We consider the following well known clustering algorithms representing the vast spectrum of clustering techniques that are available in statistical pattern recognition and machine learning literature. We evaluate these algorithms using the two biological performance measures BHI and BSI. One minus correlation was taken as the dissimilarity measure for the "distance" based algorithms. In addition, for UPGMA, Diana, Fanny, we also considered the standard Euclidean distance between expression vectors as a dissimilarity measure. Thus, overall, ten clustering schemes were subjected to this comparative evaluation.

#### UPGMA

This is perhaps the most commonly used clustering method with microarray data sets. This is an agglomerative hierarchical clustering algorithm [4] yielding a dendrogram that can be cut at a chosen height to produce the desired number of clusters. It uses a dissimilarity matrix in order to decide if two expression profiles are close or not.

#### K-means

K-means [6] is a partitioning method that is not hierarchical in nature. This algorithm uses a minimum "within-class sum of squares from the centers" criterion to select the clusters. The number of clusters needs to be fixed in advance.

#### Diana

This is also a hierarchical algorithm which is divisive in nature [7]. Thus at each level, a bigger cluster is divided into two smaller clusters that are furthest apart.

#### Fanny

This algorithm produces a fuzzy cluster [7]. Thus, a probability vector for each observation is reported that represents the probability of its cluster membership. A hard cluster can be produced by assigning it to the cluster with highest probability.

#### SOM

Clustering by self-organizing maps [8] is a popular method amongst the computational biologists and machine learning researchers. SOM is based on neural networks and can be regarded as a data visualization technique.

#### Model based clustering

Under this scheme [10], a statistical model is fit to the data. The model is a finite mixture of Gaussian distributions. Each mixture component represents a cluster. The Maximum likelihood method (EM algorithm) is used to fit the group membership and the mixture components. A number of Gaussian component models are compared as well. The number of clusters and the Gaussian models are chosen by the minimum BIC criterion.

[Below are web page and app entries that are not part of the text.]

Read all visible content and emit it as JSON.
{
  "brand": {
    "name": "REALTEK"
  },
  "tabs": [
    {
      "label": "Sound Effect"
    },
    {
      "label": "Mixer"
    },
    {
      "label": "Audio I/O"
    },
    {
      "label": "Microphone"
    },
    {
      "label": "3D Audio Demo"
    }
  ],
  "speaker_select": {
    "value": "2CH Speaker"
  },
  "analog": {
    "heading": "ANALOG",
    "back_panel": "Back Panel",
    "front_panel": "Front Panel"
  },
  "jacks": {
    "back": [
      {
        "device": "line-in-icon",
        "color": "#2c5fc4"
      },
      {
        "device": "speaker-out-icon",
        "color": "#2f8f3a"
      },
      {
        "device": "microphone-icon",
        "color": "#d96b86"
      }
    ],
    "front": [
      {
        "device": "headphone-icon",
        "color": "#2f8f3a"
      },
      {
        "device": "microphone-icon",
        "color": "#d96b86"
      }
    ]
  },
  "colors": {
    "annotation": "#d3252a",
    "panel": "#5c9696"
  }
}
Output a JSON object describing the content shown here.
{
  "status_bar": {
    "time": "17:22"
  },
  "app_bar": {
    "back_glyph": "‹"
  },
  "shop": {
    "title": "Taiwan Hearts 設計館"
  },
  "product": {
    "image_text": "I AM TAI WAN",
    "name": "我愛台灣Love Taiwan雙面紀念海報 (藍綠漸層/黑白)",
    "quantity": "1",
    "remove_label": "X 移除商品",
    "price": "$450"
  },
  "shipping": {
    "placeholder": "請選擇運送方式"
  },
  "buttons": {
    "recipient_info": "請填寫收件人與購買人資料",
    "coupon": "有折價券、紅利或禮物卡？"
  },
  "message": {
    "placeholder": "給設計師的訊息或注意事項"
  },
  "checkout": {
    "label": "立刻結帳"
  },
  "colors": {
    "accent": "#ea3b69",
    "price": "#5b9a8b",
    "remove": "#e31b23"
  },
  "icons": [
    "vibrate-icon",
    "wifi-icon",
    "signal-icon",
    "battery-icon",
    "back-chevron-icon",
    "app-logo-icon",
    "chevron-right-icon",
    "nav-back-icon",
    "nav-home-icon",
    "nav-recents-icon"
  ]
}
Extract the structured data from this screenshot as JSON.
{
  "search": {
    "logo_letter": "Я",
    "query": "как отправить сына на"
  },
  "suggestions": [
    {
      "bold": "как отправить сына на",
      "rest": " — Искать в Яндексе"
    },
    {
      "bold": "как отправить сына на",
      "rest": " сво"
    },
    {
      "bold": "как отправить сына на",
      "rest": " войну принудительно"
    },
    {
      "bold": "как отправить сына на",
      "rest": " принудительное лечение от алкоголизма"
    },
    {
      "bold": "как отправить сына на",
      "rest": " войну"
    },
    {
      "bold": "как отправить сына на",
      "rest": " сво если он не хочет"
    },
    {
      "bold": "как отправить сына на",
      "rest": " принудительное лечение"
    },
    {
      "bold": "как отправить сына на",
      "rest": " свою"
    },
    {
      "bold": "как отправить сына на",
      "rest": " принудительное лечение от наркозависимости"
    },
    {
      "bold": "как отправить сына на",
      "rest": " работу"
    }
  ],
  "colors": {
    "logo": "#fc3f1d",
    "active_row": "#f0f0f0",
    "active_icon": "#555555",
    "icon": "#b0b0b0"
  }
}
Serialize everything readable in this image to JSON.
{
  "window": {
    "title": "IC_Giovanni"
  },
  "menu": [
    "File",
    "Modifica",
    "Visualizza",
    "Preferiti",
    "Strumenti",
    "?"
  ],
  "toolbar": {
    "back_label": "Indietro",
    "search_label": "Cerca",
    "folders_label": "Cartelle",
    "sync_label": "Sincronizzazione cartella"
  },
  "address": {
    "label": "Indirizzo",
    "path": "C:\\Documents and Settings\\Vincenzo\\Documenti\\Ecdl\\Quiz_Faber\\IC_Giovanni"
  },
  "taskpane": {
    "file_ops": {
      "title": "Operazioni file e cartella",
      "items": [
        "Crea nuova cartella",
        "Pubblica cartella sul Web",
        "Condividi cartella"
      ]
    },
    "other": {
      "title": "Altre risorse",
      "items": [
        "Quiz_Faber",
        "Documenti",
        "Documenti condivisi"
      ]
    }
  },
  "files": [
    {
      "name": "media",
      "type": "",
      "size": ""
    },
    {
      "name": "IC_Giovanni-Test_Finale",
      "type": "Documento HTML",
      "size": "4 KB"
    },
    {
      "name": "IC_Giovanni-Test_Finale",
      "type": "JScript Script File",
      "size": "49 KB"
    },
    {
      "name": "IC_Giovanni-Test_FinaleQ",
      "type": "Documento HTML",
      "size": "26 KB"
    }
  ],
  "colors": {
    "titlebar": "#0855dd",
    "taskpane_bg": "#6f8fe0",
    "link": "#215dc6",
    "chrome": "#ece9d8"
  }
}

#### SOTA

Self-organising tree algorithm or SOTA has received a great deal of attention in recent years and was used to cluster microarray gene expression data in [32]. Originally proposed by [9] for phylogenetic reconstruction, SOTA produces a divisive hierarchical binary tree structure using a neural network. It uses a fast algorithm and hence is suitable for clustering a large number of objects.

UPGMA (hclust) and K-Means are available in the base distribution of R. Diana and Fanny are available in the library "cluster". Model based clustering is available in the R-package mclust. For SOM, we have used an R code written by Niels Waller and Janine Illian [33]. For SOTA, we have used the MeV component of the TM4 package [34]. Servers running SOTA are also available ([35, 36]).